Most teachers understand the need to address misbehaviour. Like parenting, approaching mischief positively and proactively tends to be more effective than using fear or reacting in anger. Teachers may want to try balancing positive reinforcement with consequence enforcement. When addressing negative behaviour, teachers may want to use a variety of strategies, such as redirection, modelling, and positive reinforcement, rather than relying solely on punishment. 

Consistency is also an unforgettable prerequisite when it comes to behaviour management. Students should know that rules and consequences apply to all students equally and that teachers will follow through on consequences for negative behaviour.

Behaviour Management: a Science, an Art

Behaviour management is a critical aspect of promoting positive behaviour in children. By using effective strategies and techniques, educators and parents can help children develop positive behaviour and respond appropriately to challenging behaviour. In the classroom, effective behaviour management is essential for creating a safe and productive learning environment that promotes academic success and positive social development.

Frequently Asked Questions about Behaviour Management

What should I do if I’m struggling with behaviour management?

If you find yourself struggling with behaviour management, you can try out new strategies or endeavour to communicate more with your children or students.

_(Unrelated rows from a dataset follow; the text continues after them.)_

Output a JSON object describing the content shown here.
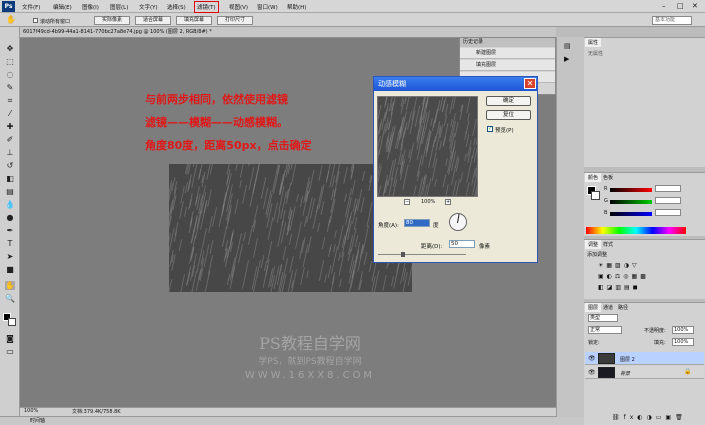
{
  "app": {
    "logo": "Ps"
  },
  "menus": [
    "文件(F)",
    "编辑(E)",
    "图像(I)",
    "图层(L)",
    "文字(Y)",
    "选择(S)",
    "滤镜(T)",
    "视图(V)",
    "窗口(W)",
    "帮助(H)"
  ],
  "options": {
    "scroll_all": "滚动所有窗口",
    "actual_pixels": "实际像素",
    "fit_screen": "适合屏幕",
    "fill_screen": "填充屏幕",
    "print_size": "打印尺寸",
    "workspace": "基本功能"
  },
  "document": {
    "tab_title": "6017f49cd-4b99-44a1-8141-770bc27a8e74.jpg @ 100% (图层 2, RGB/8#) *",
    "zoom": "100%",
    "doc_size": "文档:379.4K/758.8K"
  },
  "annotation": {
    "line1": "与前两步相同，依然使用滤镜",
    "line2": "滤镜——模糊——动感模糊。",
    "line3": "角度80度，距离50px，点击确定"
  },
  "watermark": {
    "title": "PS教程自学网",
    "subtitle": "学PS，就到PS教程自学网",
    "url": "WWW.16XX8.COM"
  },
  "history": {
    "tab": "历史记录",
    "items": [
      "新建图层",
      "填充图层"
    ]
  },
  "dialog": {
    "title": "动感模糊",
    "ok": "确定",
    "reset": "复位",
    "preview_label": "预览(P)",
    "zoom": "100%",
    "angle_label": "角度(A):",
    "angle_value": "80",
    "angle_unit": "度",
    "distance_label": "距离(D):",
    "distance_value": "50",
    "distance_unit": "像素"
  },
  "panels": {
    "properties": {
      "tab": "属性",
      "note": "无属性"
    },
    "color": {
      "tab_color": "颜色",
      "tab_swatches": "色板",
      "channels": [
        "R",
        "G",
        "B"
      ]
    },
    "adjustments": {
      "tab_adjust": "调整",
      "tab_style": "样式",
      "add": "添加调整"
    },
    "layers": {
      "tabs": [
        "图层",
        "通道",
        "路径"
      ],
      "kind": "类型",
      "blend": "正常",
      "opacity_label": "不透明度:",
      "opacity": "100%",
      "lock_label": "锁定:",
      "fill_label": "填充:",
      "fill": "100%",
      "items": [
        {
          "name": "图层 2",
          "selected": true
        },
        {
          "name": "背景",
          "selected": false
        }
      ]
    }
  },
  "bottom": {
    "tab": "时间轴"
  },
  "colors": {
    "accent_red": "#e21818",
    "title_blue": "#1d55d4"
  }
}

Oftentimes, making people understand that you are on the same side works well when asking for their cooperation. 

If those measures do not work, you may want to reach out to your colleagues, a behavioural specialist, or a professional development course. They can help you identify effective strategies and provide support and guidance. Remember, behaviour management is a skill that takes time and practice to master, and it’s okay to ask for help.

What are the ABCs of behaviour management?

The ABCs of behaviour management are the antecedent, the behaviour, and the consequence. Each represents an area of behaviour that you can look into for intervention.

You may want to address the root cause of the behaviour by doing something about the antecedent. Understanding why and how the behaviour occurs can also be helpful when thinking of strategies to prevent it. Consequences do not only refer to punishment in this context – taking time to observe what normally happens after people do the things they do may give insight into why they are doing it.

What are the 5 principles of behaviour management?

The five principles of behaviour management are as follows:

  • Fostering mutual respect
  • Being a good example
  • Communicating expectations
  • Utilising routines
  • Addressing misbehaviour